──────── Given information ────────

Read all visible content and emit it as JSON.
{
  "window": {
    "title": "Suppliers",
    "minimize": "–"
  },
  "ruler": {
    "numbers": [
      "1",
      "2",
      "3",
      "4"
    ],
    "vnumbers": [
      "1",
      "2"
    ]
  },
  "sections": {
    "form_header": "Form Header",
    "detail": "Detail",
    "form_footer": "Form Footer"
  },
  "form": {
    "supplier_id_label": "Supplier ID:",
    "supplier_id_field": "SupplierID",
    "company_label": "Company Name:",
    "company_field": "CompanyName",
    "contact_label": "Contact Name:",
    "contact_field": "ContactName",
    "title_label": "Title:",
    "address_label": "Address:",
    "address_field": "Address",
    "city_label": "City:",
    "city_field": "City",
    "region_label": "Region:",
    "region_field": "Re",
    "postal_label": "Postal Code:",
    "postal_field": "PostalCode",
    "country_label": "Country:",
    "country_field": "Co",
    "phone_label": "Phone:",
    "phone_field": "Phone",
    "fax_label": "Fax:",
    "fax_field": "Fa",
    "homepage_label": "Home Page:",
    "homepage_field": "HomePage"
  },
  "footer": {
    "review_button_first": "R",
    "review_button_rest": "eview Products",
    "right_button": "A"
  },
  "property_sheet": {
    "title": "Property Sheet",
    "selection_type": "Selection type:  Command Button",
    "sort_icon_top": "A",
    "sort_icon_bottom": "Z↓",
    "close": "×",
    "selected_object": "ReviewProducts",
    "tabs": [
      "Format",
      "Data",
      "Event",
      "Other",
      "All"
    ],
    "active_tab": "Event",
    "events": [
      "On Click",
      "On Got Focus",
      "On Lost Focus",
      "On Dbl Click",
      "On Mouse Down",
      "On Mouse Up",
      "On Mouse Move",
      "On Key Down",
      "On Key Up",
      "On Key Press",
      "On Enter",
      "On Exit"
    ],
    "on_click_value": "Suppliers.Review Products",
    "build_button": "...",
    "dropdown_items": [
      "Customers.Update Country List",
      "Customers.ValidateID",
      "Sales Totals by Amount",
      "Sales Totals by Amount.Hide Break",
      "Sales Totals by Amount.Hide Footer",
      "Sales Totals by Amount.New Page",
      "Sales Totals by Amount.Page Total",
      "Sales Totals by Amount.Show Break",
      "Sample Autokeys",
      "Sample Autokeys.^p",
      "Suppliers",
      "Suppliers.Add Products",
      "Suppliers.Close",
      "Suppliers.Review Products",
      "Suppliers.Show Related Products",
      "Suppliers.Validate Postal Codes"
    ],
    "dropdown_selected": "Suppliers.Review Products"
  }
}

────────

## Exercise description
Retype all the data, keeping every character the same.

## Task output
Read all visible content and emit it as JSON.
{
  "window": {
    "title": "Suppliers",
    "minimize": "–"
  },
  "ruler": {
    "numbers": [
      "1",
      "2",
      "3",
      "4"
    ],
    "vnumbers": [
      "1",
      "2"
    ]
  },
  "sections": {
    "form_header": "Form Header",
    "detail": "Detail",
    "form_footer": "Form Footer"
  },
  "form": {
    "supplier_id_label": "Supplier ID:",
    "supplier_id_field": "SupplierID",
    "company_label": "Company Name:",
    "company_field": "CompanyName",
    "contact_label": "Contact Name:",
    "contact_field": "ContactName",
    "title_label": "Title:",
    "address_label": "Address:",
    "address_field": "Address",
    "city_label": "City:",
    "city_field": "City",
    "region_label": "Region:",
    "region_field": "Re",
    "postal_label": "Postal Code:",
    "postal_field": "PostalCode",
    "country_label": "Country:",
    "country_field": "Co",
    "phone_label": "Phone:",
    "phone_field": "Phone",
    "fax_label": "Fax:",
    "fax_field": "Fa",
    "homepage_label": "Home Page:",
    "homepage_field": "HomePage"
  },
  "footer": {
    "review_button_first": "R",
    "review_button_rest": "eview Products",
    "right_button": "A"
  },
  "property_sheet": {
    "title": "Property Sheet",
    "selection_type": "Selection type:  Command Button",
    "sort_icon_top": "A",
    "sort_icon_bottom": "Z↓",
    "close": "×",
    "selected_object": "ReviewProducts",
    "tabs": [
      "Format",
      "Data",
      "Event",
      "Other",
      "All"
    ],
    "active_tab": "Event",
    "events": [
      "On Click",
      "On Got Focus",
      "On Lost Focus",
      "On Dbl Click",
      "On Mouse Down",
      "On Mouse Up",
      "On Mouse Move",
      "On Key Down",
      "On Key Up",
      "On Key Press",
      "On Enter",
      "On Exit"
    ],
    "on_click_value": "Suppliers.Review Products",
    "build_button": "...",
    "dropdown_items": [
      "Customers.Update Country List",
      "Customers.ValidateID",
      "Sales Totals by Amount",
      "Sales Totals by Amount.Hide Break",
      "Sales Totals by Amount.Hide Footer",
      "Sales Totals by Amount.New Page",
      "Sales Totals by Amount.Page Total",
      "Sales Totals by Amount.Show Break",
      "Sample Autokeys",
      "Sample Autokeys.^p",
      "Suppliers",
      "Suppliers.Add Products",
      "Suppliers.Close",
      "Suppliers.Review Products",
      "Suppliers.Show Related Products",
      "Suppliers.Validate Postal Codes"
    ],
    "dropdown_selected": "Suppliers.Review Products"
  }
}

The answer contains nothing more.